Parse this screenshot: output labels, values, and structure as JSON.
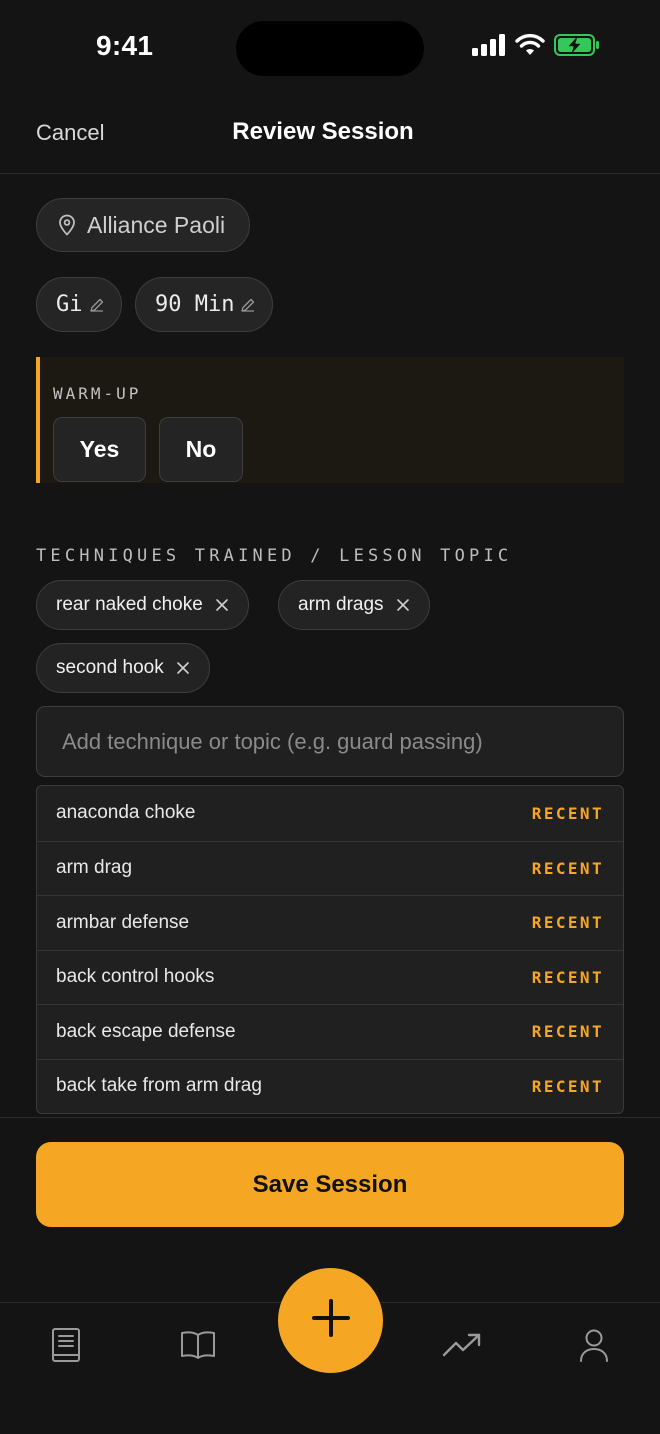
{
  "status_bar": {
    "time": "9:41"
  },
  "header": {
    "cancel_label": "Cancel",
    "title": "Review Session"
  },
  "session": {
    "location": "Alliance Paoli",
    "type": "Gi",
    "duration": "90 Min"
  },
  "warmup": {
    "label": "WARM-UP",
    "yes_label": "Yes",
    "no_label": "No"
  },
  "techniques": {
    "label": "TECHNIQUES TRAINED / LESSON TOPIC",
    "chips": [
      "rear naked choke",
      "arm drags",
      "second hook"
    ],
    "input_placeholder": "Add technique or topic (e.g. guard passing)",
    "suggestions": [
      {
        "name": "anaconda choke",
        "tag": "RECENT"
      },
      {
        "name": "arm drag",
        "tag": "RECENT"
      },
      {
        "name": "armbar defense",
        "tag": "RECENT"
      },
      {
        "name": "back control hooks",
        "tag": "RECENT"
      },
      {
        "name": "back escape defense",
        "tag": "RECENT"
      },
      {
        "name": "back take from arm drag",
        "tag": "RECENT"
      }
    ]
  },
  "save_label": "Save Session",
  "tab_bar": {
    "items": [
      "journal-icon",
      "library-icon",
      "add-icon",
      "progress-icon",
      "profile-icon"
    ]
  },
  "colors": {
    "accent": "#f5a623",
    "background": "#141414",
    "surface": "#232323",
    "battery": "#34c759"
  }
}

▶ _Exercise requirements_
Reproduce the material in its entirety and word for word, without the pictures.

▶ _Answer box_
Parse this screenshot: output labels, values, and structure as JSON.
{
  "status_bar": {
    "time": "9:41"
  },
  "header": {
    "cancel_label": "Cancel",
    "title": "Review Session"
  },
  "session": {
    "location": "Alliance Paoli",
    "type": "Gi",
    "duration": "90 Min"
  },
  "warmup": {
    "label": "WARM-UP",
    "yes_label": "Yes",
    "no_label": "No"
  },
  "techniques": {
    "label": "TECHNIQUES TRAINED / LESSON TOPIC",
    "chips": [
      "rear naked choke",
      "arm drags",
      "second hook"
    ],
    "input_placeholder": "Add technique or topic (e.g. guard passing)",
    "suggestions": [
      {
        "name": "anaconda choke",
        "tag": "RECENT"
      },
      {
        "name": "arm drag",
        "tag": "RECENT"
      },
      {
        "name": "armbar defense",
        "tag": "RECENT"
      },
      {
        "name": "back control hooks",
        "tag": "RECENT"
      },
      {
        "name": "back escape defense",
        "tag": "RECENT"
      },
      {
        "name": "back take from arm drag",
        "tag": "RECENT"
      }
    ]
  },
  "save_label": "Save Session",
  "tab_bar": {
    "items": [
      "journal-icon",
      "library-icon",
      "add-icon",
      "progress-icon",
      "profile-icon"
    ]
  },
  "colors": {
    "accent": "#f5a623",
    "background": "#141414",
    "surface": "#232323",
    "battery": "#34c759"
  }
}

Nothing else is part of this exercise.